Data records:
+ + + + +
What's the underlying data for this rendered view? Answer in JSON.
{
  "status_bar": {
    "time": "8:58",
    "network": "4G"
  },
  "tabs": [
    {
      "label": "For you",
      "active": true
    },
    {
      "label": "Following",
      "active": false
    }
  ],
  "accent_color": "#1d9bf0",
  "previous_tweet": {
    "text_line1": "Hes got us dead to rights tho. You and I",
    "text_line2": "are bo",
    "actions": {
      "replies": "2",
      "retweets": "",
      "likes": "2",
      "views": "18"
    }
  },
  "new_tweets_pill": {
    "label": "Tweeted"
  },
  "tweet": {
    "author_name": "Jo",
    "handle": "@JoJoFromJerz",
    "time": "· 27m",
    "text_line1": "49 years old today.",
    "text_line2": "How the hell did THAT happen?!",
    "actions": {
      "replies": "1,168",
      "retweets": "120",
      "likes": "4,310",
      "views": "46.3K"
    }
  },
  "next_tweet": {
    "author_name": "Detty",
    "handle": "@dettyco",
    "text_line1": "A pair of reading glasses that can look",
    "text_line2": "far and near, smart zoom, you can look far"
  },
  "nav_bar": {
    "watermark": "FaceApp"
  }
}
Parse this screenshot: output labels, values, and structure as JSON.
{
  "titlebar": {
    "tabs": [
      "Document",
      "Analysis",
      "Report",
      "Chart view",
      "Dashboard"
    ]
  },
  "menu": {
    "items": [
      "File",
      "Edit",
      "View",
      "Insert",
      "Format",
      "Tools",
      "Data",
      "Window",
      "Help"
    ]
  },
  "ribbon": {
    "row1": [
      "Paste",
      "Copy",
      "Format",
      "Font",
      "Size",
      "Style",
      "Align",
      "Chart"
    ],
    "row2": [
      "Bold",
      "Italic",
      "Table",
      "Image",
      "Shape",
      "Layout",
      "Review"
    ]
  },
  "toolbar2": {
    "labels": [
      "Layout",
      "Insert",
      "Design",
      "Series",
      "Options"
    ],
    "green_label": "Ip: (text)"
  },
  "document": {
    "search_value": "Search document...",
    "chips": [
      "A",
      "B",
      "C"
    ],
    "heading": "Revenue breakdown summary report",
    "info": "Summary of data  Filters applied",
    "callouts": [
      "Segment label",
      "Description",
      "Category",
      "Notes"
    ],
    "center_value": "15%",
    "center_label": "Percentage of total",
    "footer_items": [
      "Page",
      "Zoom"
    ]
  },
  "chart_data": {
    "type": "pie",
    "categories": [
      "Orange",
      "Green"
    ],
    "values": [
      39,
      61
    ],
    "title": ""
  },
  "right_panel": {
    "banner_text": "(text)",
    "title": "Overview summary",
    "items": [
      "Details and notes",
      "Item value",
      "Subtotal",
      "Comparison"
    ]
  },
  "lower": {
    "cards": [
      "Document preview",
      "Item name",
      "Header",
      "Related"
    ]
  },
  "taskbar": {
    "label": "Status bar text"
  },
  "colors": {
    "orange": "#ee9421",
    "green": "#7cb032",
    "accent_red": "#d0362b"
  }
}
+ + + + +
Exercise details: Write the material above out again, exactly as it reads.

Solution for this task:
What's the underlying data for this rendered view? Answer in JSON.
{
  "status_bar": {
    "time": "8:58",
    "network": "4G"
  },
  "tabs": [
    {
      "label": "For you",
      "active": true
    },
    {
      "label": "Following",
      "active": false
    }
  ],
  "accent_color": "#1d9bf0",
  "previous_tweet": {
    "text_line1": "Hes got us dead to rights tho. You and I",
    "text_line2": "are bo",
    "actions": {
      "replies": "2",
      "retweets": "",
      "likes": "2",
      "views": "18"
    }
  },
  "new_tweets_pill": {
    "label": "Tweeted"
  },
  "tweet": {
    "author_name": "Jo",
    "handle": "@JoJoFromJerz",
    "time": "· 27m",
    "text_line1": "49 years old today.",
    "text_line2": "How the hell did THAT happen?!",
    "actions": {
      "replies": "1,168",
      "retweets": "120",
      "likes": "4,310",
      "views": "46.3K"
    }
  },
  "next_tweet": {
    "author_name": "Detty",
    "handle": "@dettyco",
    "text_line1": "A pair of reading glasses that can look",
    "text_line2": "far and near, smart zoom, you can look far"
  },
  "nav_bar": {
    "watermark": "FaceApp"
  }
}
Parse this screenshot: output labels, values, and structure as JSON.
{
  "titlebar": {
    "tabs": [
      "Document",
      "Analysis",
      "Report",
      "Chart view",
      "Dashboard"
    ]
  },
  "menu": {
    "items": [
      "File",
      "Edit",
      "View",
      "Insert",
      "Format",
      "Tools",
      "Data",
      "Window",
      "Help"
    ]
  },
  "ribbon": {
    "row1": [
      "Paste",
      "Copy",
      "Format",
      "Font",
      "Size",
      "Style",
      "Align",
      "Chart"
    ],
    "row2": [
      "Bold",
      "Italic",
      "Table",
      "Image",
      "Shape",
      "Layout",
      "Review"
    ]
  },
  "toolbar2": {
    "labels": [
      "Layout",
      "Insert",
      "Design",
      "Series",
      "Options"
    ],
    "green_label": "Ip: (text)"
  },
  "document": {
    "search_value": "Search document...",
    "chips": [
      "A",
      "B",
      "C"
    ],
    "heading": "Revenue breakdown summary report",
    "info": "Summary of data  Filters applied",
    "callouts": [
      "Segment label",
      "Description",
      "Category",
      "Notes"
    ],
    "center_value": "15%",
    "center_label": "Percentage of total",
    "footer_items": [
      "Page",
      "Zoom"
    ]
  },
  "chart_data": {
    "type": "pie",
    "categories": [
      "Orange",
      "Green"
    ],
    "values": [
      39,
      61
    ],
    "title": ""
  },
  "right_panel": {
    "banner_text": "(text)",
    "title": "Overview summary",
    "items": [
      "Details and notes",
      "Item value",
      "Subtotal",
      "Comparison"
    ]
  },
  "lower": {
    "cards": [
      "Document preview",
      "Item name",
      "Header",
      "Related"
    ]
  },
  "taskbar": {
    "label": "Status bar text"
  },
  "colors": {
    "orange": "#ee9421",
    "green": "#7cb032",
    "accent_red": "#d0362b"
  }
}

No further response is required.